Except, that's wrong. The West Indian players are not representing their country at all. Now, thanks to the new domestic structure, which has been hailed far and wide as a good thing for West Indies cricket, most West Indian cricketers will never get the chance to play cricket for their country at all. Even Tony Cozier, usually so observant, has completely missed the inherent flaw in the plan.
In the '60s, '70s and '80s, the West Indian cricket team was as strong as any in the world. Despite a small player pool and disparate resources, they were able to punch well above their weight. A lot of this was to do with the continued pride of representing the West Indies, which, although no longer a country in its own right, still retained a strong cultural identity thanks to its past as the British West Indies and the West Indies Federation. Such cricketing luminaries as Michael Holding observed that domestic fixtures, such as Barbados versus Jamaica, were just as intense as the Test matches he played in. Sometimes, players would be dropped or rested from the West Indies team, and unable to reclaim a place in their island side, such was the depth of talent.

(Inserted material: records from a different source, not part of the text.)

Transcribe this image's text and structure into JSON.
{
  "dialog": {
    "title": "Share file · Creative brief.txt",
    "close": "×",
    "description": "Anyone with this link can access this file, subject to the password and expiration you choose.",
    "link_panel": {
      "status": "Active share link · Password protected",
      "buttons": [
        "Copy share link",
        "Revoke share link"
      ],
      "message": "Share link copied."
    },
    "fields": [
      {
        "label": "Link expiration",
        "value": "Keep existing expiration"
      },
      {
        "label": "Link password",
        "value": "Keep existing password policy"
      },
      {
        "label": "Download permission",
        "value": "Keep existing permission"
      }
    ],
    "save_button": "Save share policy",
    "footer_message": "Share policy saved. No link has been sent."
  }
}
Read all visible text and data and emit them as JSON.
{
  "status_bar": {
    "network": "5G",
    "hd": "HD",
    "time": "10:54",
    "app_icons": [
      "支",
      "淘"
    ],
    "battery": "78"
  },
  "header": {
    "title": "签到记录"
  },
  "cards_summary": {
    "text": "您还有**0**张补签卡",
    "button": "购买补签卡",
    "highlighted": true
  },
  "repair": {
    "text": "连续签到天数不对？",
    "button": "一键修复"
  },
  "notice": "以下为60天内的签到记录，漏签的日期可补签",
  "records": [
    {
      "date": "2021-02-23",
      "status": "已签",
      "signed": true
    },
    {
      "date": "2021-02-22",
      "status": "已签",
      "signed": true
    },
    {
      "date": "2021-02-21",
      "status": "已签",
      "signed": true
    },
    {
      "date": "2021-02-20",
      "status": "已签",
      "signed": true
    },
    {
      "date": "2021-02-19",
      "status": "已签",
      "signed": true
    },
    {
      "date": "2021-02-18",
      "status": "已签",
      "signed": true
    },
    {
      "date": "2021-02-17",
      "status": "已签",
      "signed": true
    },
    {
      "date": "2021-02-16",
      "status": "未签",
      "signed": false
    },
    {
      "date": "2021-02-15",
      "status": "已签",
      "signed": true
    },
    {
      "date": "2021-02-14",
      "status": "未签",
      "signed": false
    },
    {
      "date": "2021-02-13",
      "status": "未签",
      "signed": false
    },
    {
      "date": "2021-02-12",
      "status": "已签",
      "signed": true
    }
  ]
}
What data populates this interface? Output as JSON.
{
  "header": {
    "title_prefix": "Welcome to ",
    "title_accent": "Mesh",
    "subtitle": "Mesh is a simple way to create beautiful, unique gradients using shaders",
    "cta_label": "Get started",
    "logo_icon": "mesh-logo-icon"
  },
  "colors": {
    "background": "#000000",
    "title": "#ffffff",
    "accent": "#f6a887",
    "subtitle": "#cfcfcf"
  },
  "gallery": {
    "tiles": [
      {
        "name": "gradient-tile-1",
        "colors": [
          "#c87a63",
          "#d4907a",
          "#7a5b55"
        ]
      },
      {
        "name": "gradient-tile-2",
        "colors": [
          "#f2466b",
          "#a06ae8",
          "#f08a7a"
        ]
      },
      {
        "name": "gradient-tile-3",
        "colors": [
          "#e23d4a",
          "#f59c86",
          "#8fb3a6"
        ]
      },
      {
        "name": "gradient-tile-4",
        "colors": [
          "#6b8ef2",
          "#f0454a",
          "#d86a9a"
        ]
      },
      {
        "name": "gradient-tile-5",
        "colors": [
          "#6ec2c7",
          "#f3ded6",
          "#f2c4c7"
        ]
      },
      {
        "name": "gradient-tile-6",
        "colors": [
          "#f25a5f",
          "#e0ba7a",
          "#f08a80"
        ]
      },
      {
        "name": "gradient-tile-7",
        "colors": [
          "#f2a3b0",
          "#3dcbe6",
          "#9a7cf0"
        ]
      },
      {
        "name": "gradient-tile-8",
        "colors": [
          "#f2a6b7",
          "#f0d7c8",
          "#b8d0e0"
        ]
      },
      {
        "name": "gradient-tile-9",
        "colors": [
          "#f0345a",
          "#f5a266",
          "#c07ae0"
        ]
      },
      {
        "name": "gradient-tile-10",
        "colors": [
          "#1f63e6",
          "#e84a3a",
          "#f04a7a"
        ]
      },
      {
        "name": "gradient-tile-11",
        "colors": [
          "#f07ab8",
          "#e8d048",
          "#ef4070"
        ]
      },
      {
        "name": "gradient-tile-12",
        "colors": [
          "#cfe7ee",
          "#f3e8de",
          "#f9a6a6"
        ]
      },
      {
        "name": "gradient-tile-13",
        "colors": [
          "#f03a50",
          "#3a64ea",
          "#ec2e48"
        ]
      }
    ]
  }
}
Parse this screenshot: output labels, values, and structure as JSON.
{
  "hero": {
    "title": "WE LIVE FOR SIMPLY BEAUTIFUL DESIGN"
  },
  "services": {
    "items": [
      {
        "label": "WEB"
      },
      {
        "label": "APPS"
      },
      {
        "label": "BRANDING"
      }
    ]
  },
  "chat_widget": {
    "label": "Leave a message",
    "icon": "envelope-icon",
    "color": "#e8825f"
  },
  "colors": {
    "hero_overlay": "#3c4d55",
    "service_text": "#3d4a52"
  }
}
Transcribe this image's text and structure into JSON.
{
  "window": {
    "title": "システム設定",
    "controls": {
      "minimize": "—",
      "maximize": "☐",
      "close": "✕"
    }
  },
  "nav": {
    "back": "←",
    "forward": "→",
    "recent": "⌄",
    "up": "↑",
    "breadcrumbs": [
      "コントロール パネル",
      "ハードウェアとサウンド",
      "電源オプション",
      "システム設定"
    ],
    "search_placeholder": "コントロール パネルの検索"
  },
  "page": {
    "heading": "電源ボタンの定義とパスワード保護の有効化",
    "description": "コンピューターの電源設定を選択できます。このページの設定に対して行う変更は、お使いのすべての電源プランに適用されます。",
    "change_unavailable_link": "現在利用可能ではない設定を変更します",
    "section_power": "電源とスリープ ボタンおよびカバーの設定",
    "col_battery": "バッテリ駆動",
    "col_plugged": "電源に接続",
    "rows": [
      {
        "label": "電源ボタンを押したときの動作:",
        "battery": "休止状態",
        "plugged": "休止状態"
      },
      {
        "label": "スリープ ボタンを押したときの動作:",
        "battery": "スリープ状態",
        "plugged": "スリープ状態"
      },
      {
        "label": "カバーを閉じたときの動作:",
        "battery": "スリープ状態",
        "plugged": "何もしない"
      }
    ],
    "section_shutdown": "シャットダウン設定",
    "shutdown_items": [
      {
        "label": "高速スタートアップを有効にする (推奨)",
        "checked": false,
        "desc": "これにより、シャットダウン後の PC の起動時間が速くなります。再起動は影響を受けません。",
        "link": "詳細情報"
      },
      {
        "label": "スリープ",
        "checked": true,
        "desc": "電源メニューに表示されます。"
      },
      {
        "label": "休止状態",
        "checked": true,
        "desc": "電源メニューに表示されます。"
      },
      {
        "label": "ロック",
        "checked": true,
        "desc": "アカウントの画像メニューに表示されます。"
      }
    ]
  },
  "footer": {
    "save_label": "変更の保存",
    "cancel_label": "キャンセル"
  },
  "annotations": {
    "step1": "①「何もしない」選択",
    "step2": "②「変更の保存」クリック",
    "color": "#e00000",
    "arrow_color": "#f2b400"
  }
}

Fast forward into the 21st century, and the talent is still there for all to see. Jamaica can boast of Chris Gayle, Marlon Samuels and Andre Russell; Trinidad of Kieron Pollard, Dwayne Bravo and Denesh Ramdin. But this is an age in which being Jamaican or being Trinidadian means far more to young people than being West Indies. The times when the West Indies stood together against colonialism are now only remembered by their parents and grandparents.
I may sound like a broken record by repeating myself as I have here, and here, and here, but I think the combined West Indies cricket team is an entirely broken concept. In the long run, I believe that it would be better for the health of West Indian cricket if the nations in the region were each to find their own way in the cricketing world. Of course, neither I nor anyone else would expect one of them to win the World Cup, but if that's the best argument for keeping them together, then I find that very sad and short-sighted.
At the very least, countries in the West Indies need to be able to play each other, and be given the publicity they deserve for doing so. On that level, at least, Allen Stanford's money laundering organisation actually had the right idea.